Even if you don't use this particular setup, understand that you can attack their neck with a clock choke grip to get them to open up the space between their elbow, knee and armpit. This will allow you to put your knee or foot in more easily, since they cannot defend their neck without bringing their elbow forward.
8/02/2006 1:23pm, #16
Putting your foot out for them to grab is a surprisingly effective way to get the arm for the crucifix, but they will stop doing it once they get caught a couple times.
The Strong Method is to drive your rear knee into the space between their elbow, knee and armpit. Once you've got your knee in, you want to drive it up towards their head to open their elbow and exposed their forearm (this is small but important detail I realized the importance of recently). Then you dig with your heel of your front leg to hook their forearm and drag their arm into the crucifix.
This in combination with threatening clocks chokes is how I almost always open someone up who is turtling really tightly.
8/02/2006 1:37pm, #17
- Join Date
- Jun 2006
One thing I don't understand. Why is this a "reverse" omoplata? It is exactly the same as my beloved omoplata counter to the single leg. It's really just forcing the arm into that position, and doing a plain rolling omoplata.
You've just added a finish for the omoplata escape where the guy rolls. That's the only part I can see being somehow "reverse."
There's two separate innovations to this sequence. One is to get the arm in position for the omoplata roll from turtle. Basically it's an omoplata attack on the turtle.
The second is a re-counter finish for the omoplata, where the opponent tries to roll out.
Calling this whole sequence a "reverse omoplata," imo, is just confusing and not really accurate, unless you are just referring to the finish, which doesn't require the complicated setup.
8/02/2006 1:48pm, #18
You could have avoided that whole post if you took a closer look at the technique I am doing -- it is not the normal omoplata. I know the rolling omoplata to counter the single leg, which is what you are confusing this for. In the reverse omoplata you are actually getting the crucifix and trapping their arm with your leg in a different way.
The real "reverse" aspect is in the finish. It is opposite to a normal omoplata in several ways, but it is still a shoulder lock with the leg.
Omoplata finish -- they are belly down, you facing their head:
Reverse omoplata finish -- they are belly up, you are facing their legs:
The finishing position and the way the pressure is being applied to the shoulder are completely different, so calling it "reverse" to an omoplata is completely accurate.
8/02/2006 1:50pm, #19
- Join Date
- Jun 2006
Yeah, that's what I meant.
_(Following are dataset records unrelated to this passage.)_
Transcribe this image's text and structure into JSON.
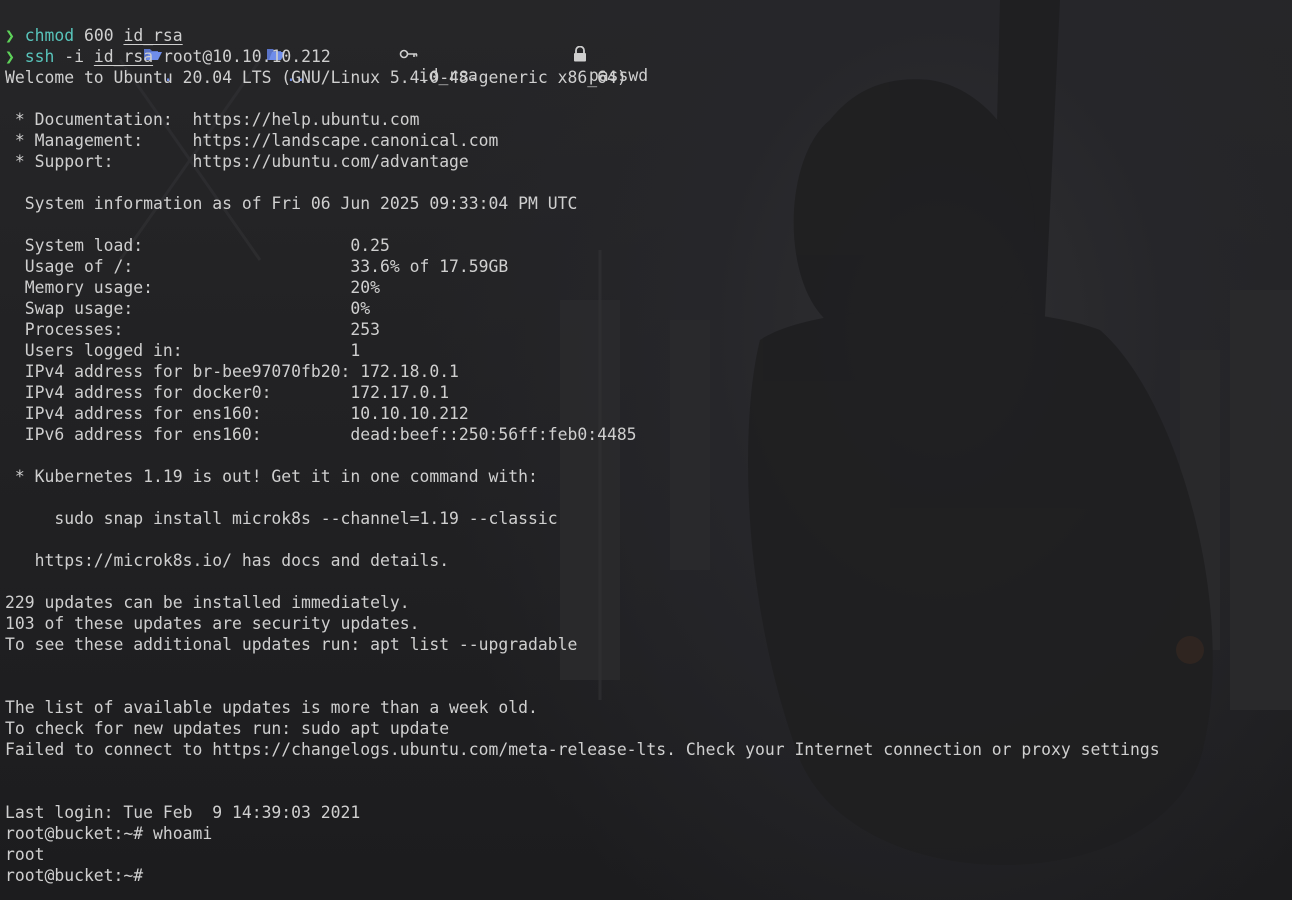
{
  "ls_row": {
    "items": [
      {
        "icon": "folder-open-icon",
        "label": "."
      },
      {
        "icon": "folder-open-icon",
        "label": ".."
      },
      {
        "icon": "key-icon",
        "label": "id_rsa"
      },
      {
        "icon": "lock-icon",
        "label": "passwd"
      }
    ]
  },
  "commands": [
    {
      "prompt": "❯",
      "command": "chmod",
      "args": [
        "600",
        "id_rsa"
      ],
      "underlined_arg_index": 1
    },
    {
      "prompt": "❯",
      "command": "ssh",
      "args": [
        "-i",
        "id_rsa",
        "root@10.10.10.212"
      ],
      "underlined_arg_index": 1
    }
  ],
  "output": {
    "welcome": "Welcome to Ubuntu 20.04 LTS (GNU/Linux 5.4.0-48-generic x86_64)",
    "links": [
      " * Documentation:  https://help.ubuntu.com",
      " * Management:     https://landscape.canonical.com",
      " * Support:        https://ubuntu.com/advantage"
    ],
    "sysinfo_header": "  System information as of Fri 06 Jun 2025 09:33:04 PM UTC",
    "sysinfo": [
      "  System load:                     0.25",
      "  Usage of /:                      33.6% of 17.59GB",
      "  Memory usage:                    20%",
      "  Swap usage:                      0%",
      "  Processes:                       253",
      "  Users logged in:                 1",
      "  IPv4 address for br-bee97070fb20: 172.18.0.1",
      "  IPv4 address for docker0:        172.17.0.1",
      "  IPv4 address for ens160:         10.10.10.212",
      "  IPv6 address for ens160:         dead:beef::250:56ff:feb0:4485"
    ],
    "k8s_line": " * Kubernetes 1.19 is out! Get it in one command with:",
    "k8s_cmd": "     sudo snap install microk8s --channel=1.19 --classic",
    "k8s_docs": "   https://microk8s.io/ has docs and details.",
    "updates": [
      "229 updates can be installed immediately.",
      "103 of these updates are security updates.",
      "To see these additional updates run: apt list --upgradable"
    ],
    "stale": [
      "The list of available updates is more than a week old.",
      "To check for new updates run: sudo apt update",
      "Failed to connect to https://changelogs.ubuntu.com/meta-release-lts. Check your Internet connection or proxy settings"
    ],
    "last_login": "Last login: Tue Feb  9 14:39:03 2021",
    "session": [
      "root@bucket:~# whoami",
      "root",
      "root@bucket:~# "
    ]
  },
  "colors": {
    "background": "#222224",
    "text": "#cfcfcf",
    "folder": "#6f8dea",
    "prompt": "#5ed35a",
    "command": "#58c4bb"
  }
}
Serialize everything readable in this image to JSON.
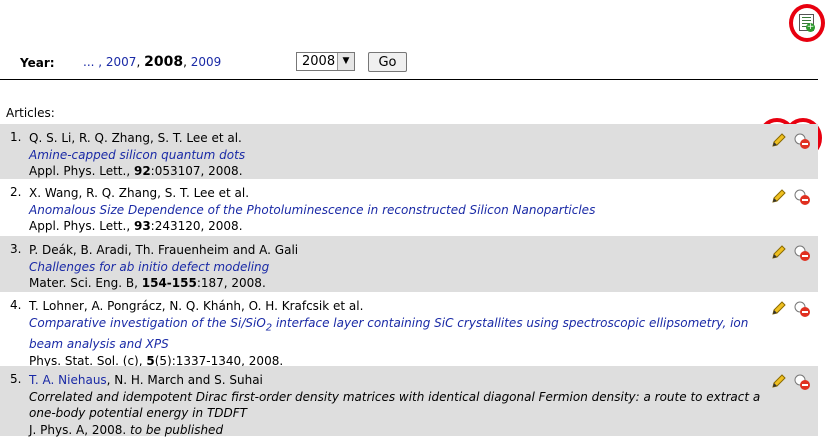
{
  "header": {
    "add_icon": "add-document-icon"
  },
  "year_nav": {
    "label": "Year:",
    "prefix": "... ,",
    "links": [
      "2007",
      "2008",
      "2009"
    ],
    "current": "2008",
    "select_value": "2008",
    "go_label": "Go"
  },
  "articles_label": "Articles:",
  "articles": [
    {
      "num": "1.",
      "authors": "Q. S. Li, R. Q. Zhang, S. T. Lee et al.",
      "title": "Amine-capped silicon quantum dots",
      "journal": "Appl. Phys. Lett.,",
      "volume": "92",
      "pages": ":053107, 2008."
    },
    {
      "num": "2.",
      "authors": "X. Wang, R. Q. Zhang, S. T. Lee et al.",
      "title": "Anomalous Size Dependence of the Photoluminescence in reconstructed Silicon Nanoparticles",
      "journal": "Appl. Phys. Lett.,",
      "volume": "93",
      "pages": ":243120, 2008."
    },
    {
      "num": "3.",
      "authors": "P. Deák, B. Aradi, Th. Frauenheim and A. Gali",
      "title": "Challenges for ab initio defect modeling",
      "journal": "Mater. Sci. Eng. B,",
      "volume": "154-155",
      "pages": ":187, 2008."
    },
    {
      "num": "4.",
      "authors": "T. Lohner, A. Pongrácz, N. Q. Khánh, O. H. Krafcsik et al.",
      "title_a": "Comparative investigation of the Si/SiO",
      "title_sub": "2",
      "title_b": " interface layer containing SiC crystallites using spectroscopic ellipsometry, ion beam analysis and XPS",
      "journal": "Phys. Stat. Sol. (c),",
      "volume": "5",
      "pages": "(5):1337-1340, 2008."
    },
    {
      "num": "5.",
      "author_link": "T. A. Niehaus",
      "authors_rest": ", N. H. March and S. Suhai",
      "title": "Correlated and idempotent Dirac first-order density matrices with identical diagonal Fermion density: a route to extract a one-body potential energy in TDDFT",
      "journal": "J. Phys. A, 2008.",
      "note": "to be published"
    }
  ],
  "colors": {
    "link": "#1a2aa6",
    "row_alt": "#dedede",
    "highlight_ring": "#e8000f"
  },
  "icons": {
    "edit": "pencil-icon",
    "delete": "delete-icon"
  }
}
I can see why you would call the finish a reverse omoplata, although I think inverted omoplata might be a better name. I just think the sequence really is a combination of an omoplata attack on the turtle from crucifix, with a reverse omoplata finish added if he rolls. You can do either without the other.
I am an omoplata addict, it has become the focal point of my game, so I appreciate all the stuff you post on it.
Quick question -- for the reverse omoplata finish, how should you use your arms? I see in that photo the guy isn't using his right arm at all, and barely his left (slightly blocking the guy's arm). Have you found any particularly good ways to keep the guy from escaping the position?
8/02/2006 1:52pm, #20
Please point out where I am doing a normal omoplata during any of this.
Then let's argue over semantics.
Last edited by Aesopian; 8/02/2006 2:17pm at .